>> andrea, a more basic question. it's very hard to explain to your children how north korea can exist this way in the 21st century and yet we continue with belligerent lead ership, with a starving population, with a country completely isolated from the rest of the world . how is had this possible?

>> the question for your children and all children, for all of us, who are really children in watching this because it is so inexplicable. it is a cartoon leadership. it has to be done through china. i think the new chinese president , she is the only leverage that we have. there have been some promising signs and conversations according to secretary kerry. i'll be with him on this trip next weekend. we'll be on sunday morning in china. and the whole hope is that he is finally and the new leadership, but this is a critical time, is trying to prepare to exert maximum pressure because as bill richardson and senator graham and michele flournoy have said, no one knows really what is motivating him except trying to assert his leadership. who is the puppeteer? the military more than likely. is he going to do something irrational or will there be a miscalculation? i've been there a couple of times, to pyongyang with bill richardson , and the proximity, 800,000 forward deployed north korean troops and south koreans and americans, we would object lit rate north korea . you have 35 million people living within miles.

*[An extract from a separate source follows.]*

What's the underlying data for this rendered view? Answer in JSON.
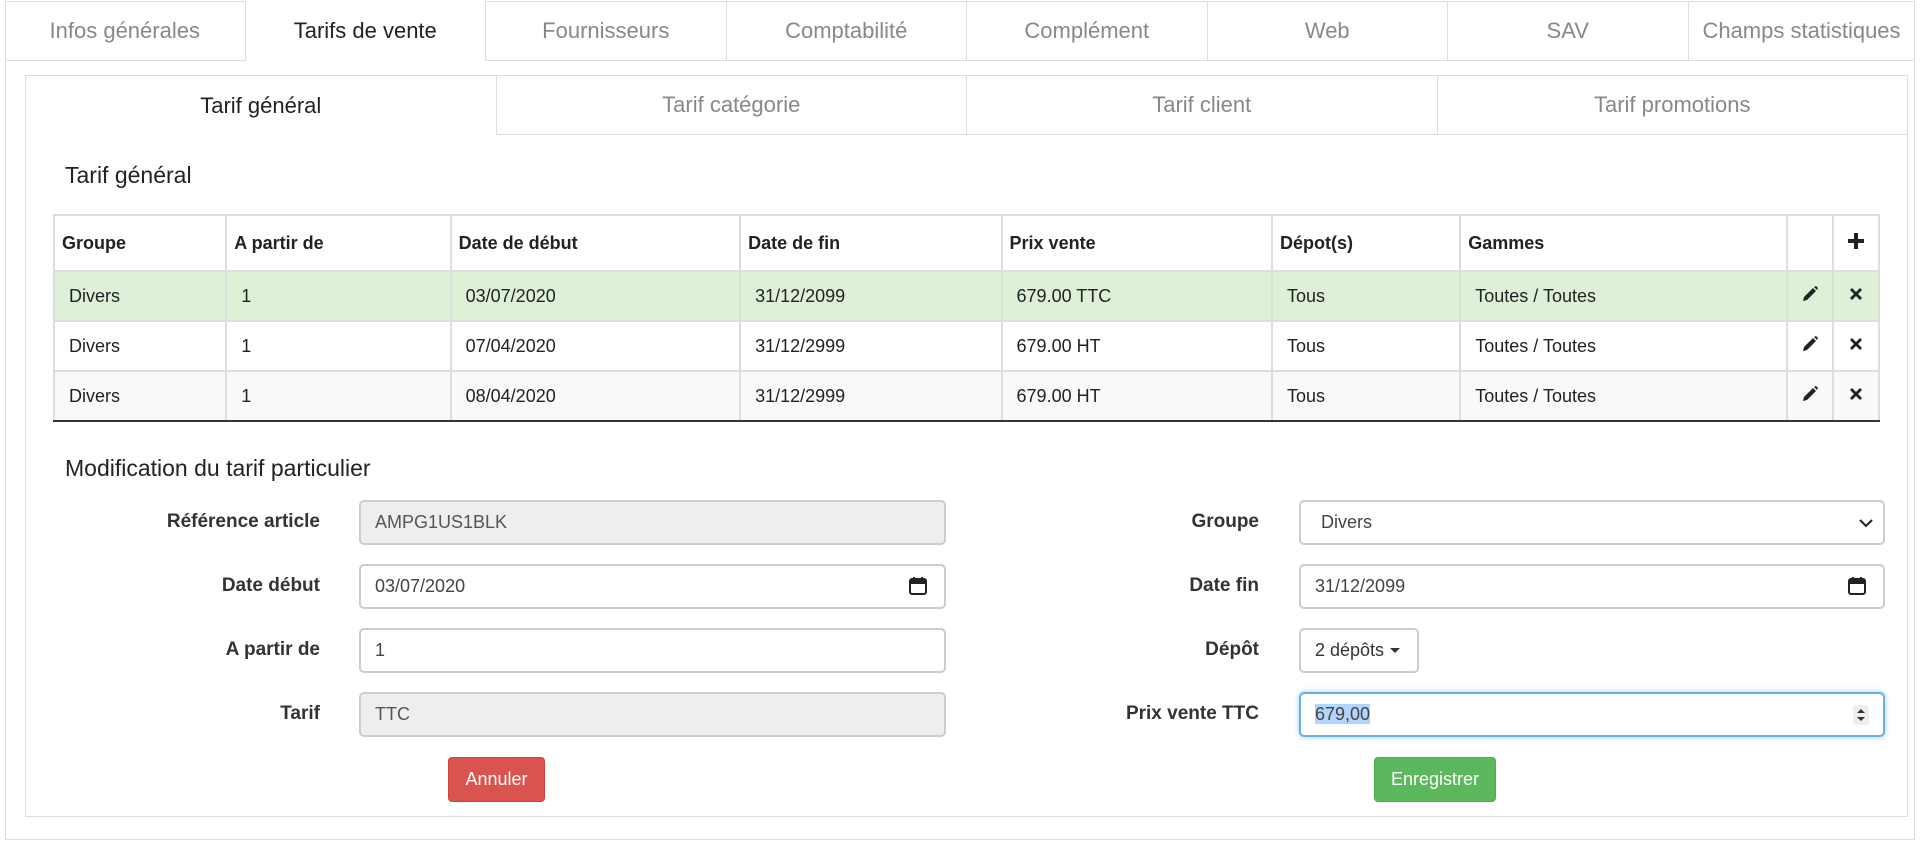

>> how dangerous -- you once said that north korea was as dangerous as iraq the last decade. do you still think they're that dangero dangerous?

>> crazy people and nuclear weapons , those who pro-liver yate throughout the world are incredibly dangerous. that's why we need to stop syria from getting chemical weapons . the one thing i'm trying to stress is the politics in south korea are strained. there will be no more tolerance for sinking south korean naval vessels or killing civilians by north korea . they need to understand that. that's my biggest fear, guys, that if there's a provocation, south korea is not going to take it anymore. and the reason they don't have nuclear weapons and japan doesn't, they trust us . and so i appreciate what this administration is doing, staying with our allies.

>> michele, what do you do with the south koreans right now from a military point of view to tell them to trust the united states , as the senator says, and not act too rashly?

>> i think we hold them as close as possible. we do as much as we can to rae assure them. the fact that we have gone ahead with these annual exercises that we sent b-2 bombers, a sign of our extend ed deterrence, strategic deterrence to south korea , all that have is in incredibly important. we've also done extensive planning with them on how to deal with various scenarios of provocation and how we would respond together as an alliance so that they don't feel that they have to lash out unilaterally by themselves.

>> a quick question about diplomacy. it's great to say negotiate with the north, but bill clinton 's white house tried to. george w. bush has trade to. they got the deal on blowing up their yongbyon reactor . he seems to take the grain, take the fuel, take the money, and then go right ahead and break agreements or at least this regime does. so diplomacy is really a big challenge with this regime.

>> a big challenge but we have to do it. what's the alternative? i think we have to recognize probably the longer range threat is the spread of nuclear materials . you don't want north korea selling enriched uranium to iran. they did it to syria, pakistan. that's -- and i remember asking north korean leader, are you guys exporting nuclear materials ? he said, maybe. if you continue sanctions we've to get foreign exchange . now, you know, that's pretty devastating. so, look, i think diplomacy has been tried. i think president clinton probably was the most successful getting an agreement done. president bush , i think, started to negotiate with him. they're very difficult but i think we need a new negotiating track and i think the key is going to be the united states and china. south korea is a major player but i think for domestic